I use threads to provide extra-credit opportunities for students. At the beginning of each semester, I determine three to four enrichment threads around which to build an extra-credit assignment, and I review the podcast library for recent episodes. In the past few semesters, extra-credit threads that I’ve had students write about have included sustainability, emerging trends, career development, professionalism and ethics, and the role of technology. These threads may represent each of the six domains of the IMA Management Accounting Competency Framework and often focus specifically on areas such as ethics and leadership that are missing in textbooks. Each thread will have a group of three to five specific podcasts; if there are many recent podcasts on that topic, I may list them all and allow the students to make their own selection. Students are required to listen to the group of podcasts and then to write around 350 to 400 words on what they learned or found interesting.


The essays are informal in nature, but I require that they’re proofread and grammatically correct; I deduct for multiple errors of grammar, punctuation, or spelling. I specifically state that I don’t want a “book report”—I can listen to the podcasts myself—but instead I want to see that the students are making connections or applying the topic to their own situations. I have had some outstanding essays from students who never said a word in class but who clearly were thinking deeply about the podcasts and drawing relevant parallels to their own careers, education, or life experiences.


I make sure that I keep the rubric simple (see Table 1). The goal is to encourage interest.
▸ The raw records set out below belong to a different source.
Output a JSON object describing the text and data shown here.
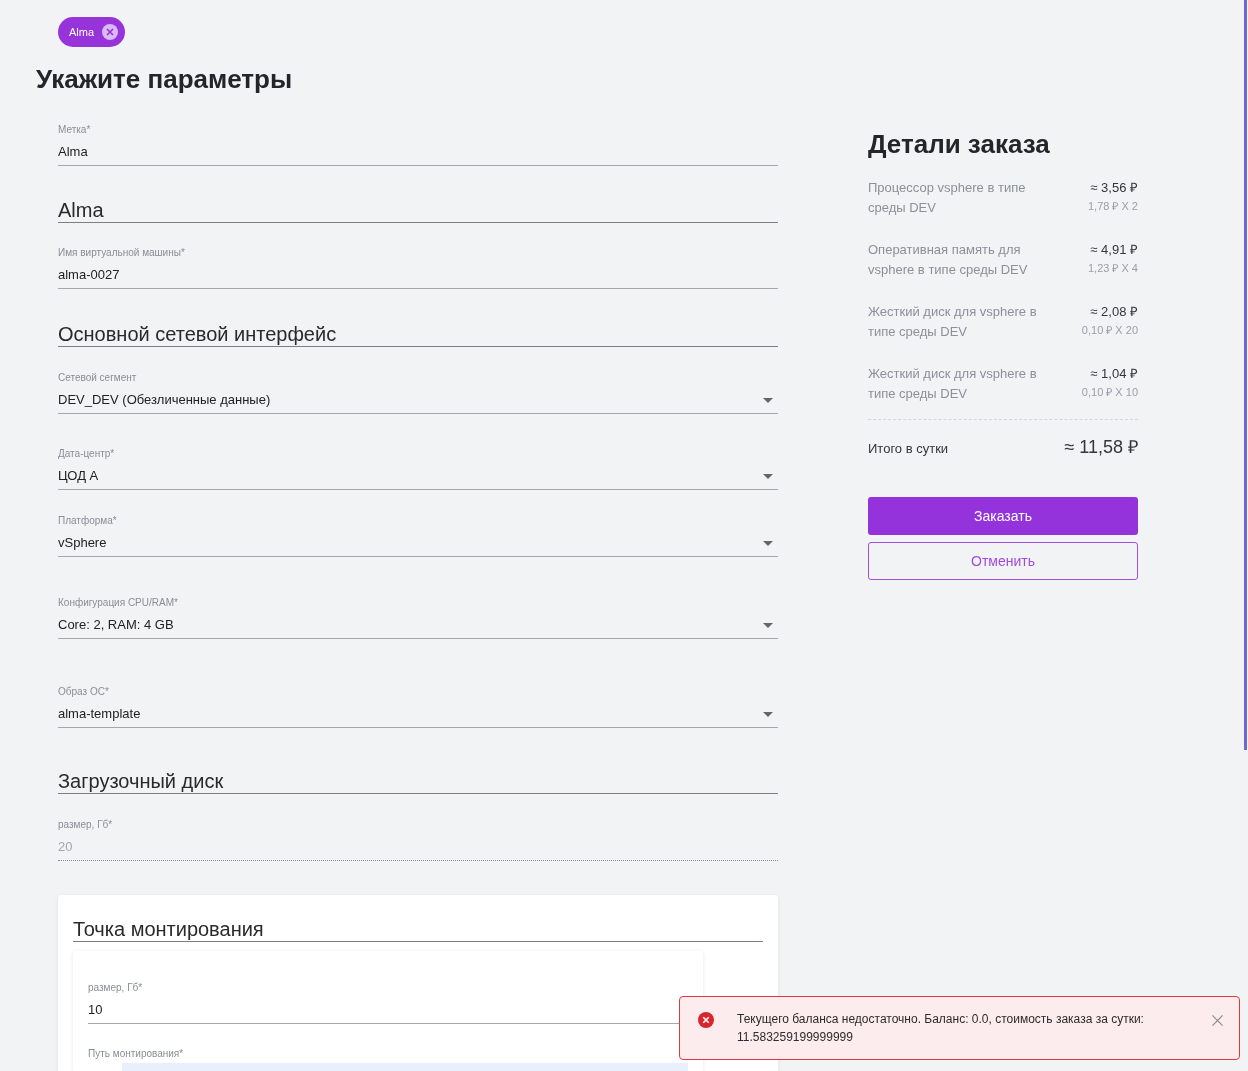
{
  "tag_chip": {
    "label": "Alma"
  },
  "page_title": "Укажите параметры",
  "form_items": [
    {
      "kind": "field",
      "label": "Метка*",
      "value": "Alma",
      "disabled": false
    },
    {
      "kind": "heading",
      "text": "Alma"
    },
    {
      "kind": "field",
      "label": "Имя виртуальной машины*",
      "value": "alma-0027",
      "disabled": false
    },
    {
      "kind": "heading",
      "text": "Основной сетевой интерфейс"
    },
    {
      "kind": "select",
      "label": "Сетевой сегмент",
      "value": "DEV_DEV (Обезличенные данные)",
      "disabled": false
    },
    {
      "kind": "select",
      "label": "Дата-центр*",
      "value": "ЦОД А",
      "disabled": false
    },
    {
      "kind": "select",
      "label": "Платформа*",
      "value": "vSphere",
      "disabled": false
    },
    {
      "kind": "select",
      "label": "Конфигурация CPU/RAM*",
      "value": "Core: 2, RAM: 4 GB",
      "disabled": false
    },
    {
      "kind": "select",
      "label": "Образ ОС*",
      "value": "alma-template",
      "disabled": false
    },
    {
      "kind": "heading",
      "text": "Загрузочный диск"
    },
    {
      "kind": "field",
      "label": "размер, Гб*",
      "value": "20",
      "disabled": true
    }
  ],
  "mount_point_card": {
    "title": "Точка монтирования",
    "fields": [
      {
        "kind": "field",
        "label": "размер, Гб*",
        "value": "10",
        "disabled": false
      },
      {
        "kind": "box",
        "label": "Путь монтирования*",
        "disabled": false
      }
    ]
  },
  "order_details": {
    "title": "Детали заказа",
    "items": [
      {
        "name": "Процессор vsphere в типе среды DEV",
        "price": "≈ 3,56 ₽",
        "calc": "1,78 ₽ X 2"
      },
      {
        "name": "Оперативная память для vsphere в типе среды DEV",
        "price": "≈ 4,91 ₽",
        "calc": "1,23 ₽ X 4"
      },
      {
        "name": "Жесткий диск для vsphere в типе среды DEV",
        "price": "≈ 2,08 ₽",
        "calc": "0,10 ₽ X 20"
      },
      {
        "name": "Жесткий диск для vsphere в типе среды DEV",
        "price": "≈ 1,04 ₽",
        "calc": "0,10 ₽ X 10"
      }
    ],
    "total_label": "Итого в сутки",
    "total": "≈ 11,58 ₽",
    "buttons": [
      {
        "label": "Заказать",
        "kind": "primary"
      },
      {
        "label": "Отменить",
        "kind": "outline"
      }
    ]
  },
  "notification": {
    "kind": "error",
    "message": "Текущего баланса недостаточно. Баланс: 0.0, стоимость заказа за сутки: 11.583259199999999"
  }
}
I prefer to have the student enter the response directly into the assignment link in my learning management system, which also gives me a space to write general comments, words of encouragement, or suggestions for following up on a new interest. My goal in these assignments is to introduce students to the broad range of issues, opportunities, and careers in accounting. There are so many more options than just audit and tax. Our students get the “how” of accounting from their textbook and lectures. The podcast assignments are designed to provide the “why” and to provide the context of how those chapters apply to real-world situations and organizations. 





The primary content for these extra-credit threads is the Count Me In podcast. It has interviews with a variety of engaging speakers, and the topics are timely and interesting, and can range from career advice to the advanced discussion of emerging trends in accounting. The podcast meets disability access requirements with an available transcript, can be accessed on a variety of podcast platforms, doesn’t require a membership to access, and has links that can be embedded in your class website. I do screen for podcasts that are of interest to students and entry-level accountants, as some are more technical or more applicable to midcareer or later accountants. I consider TED Talks as well. They frequently have good shows on career development and ethics, for example.


It can be hard to find good accounting content for emerging professionals. If you do decide to use a combination of resources, bear in mind that you need to ensure that there’s an easily accessible transcript for students with hearing difficulties. Students will listen to podcasts as they travel or move between classes; it’s harder to do that with videos, and mixing audio and video resources may feel disjointed to them. I want to enrich my students’ understanding of what accounting is and to engage their curiosity. And if I can get them in the habit of independent professional learning, that’s even better.


We hope that these ideas inspire you to add new materials and assignments to your courses for the upcoming year. We find that podcasts, cases, and articles are great ways to push students beyond the textbook material, keep them and us up to date, allow for creativity, stress the importance of analytics and ethics, and cover the competencies. If you’ve got great ideas, don’t hesitate to contact us.

About the Authors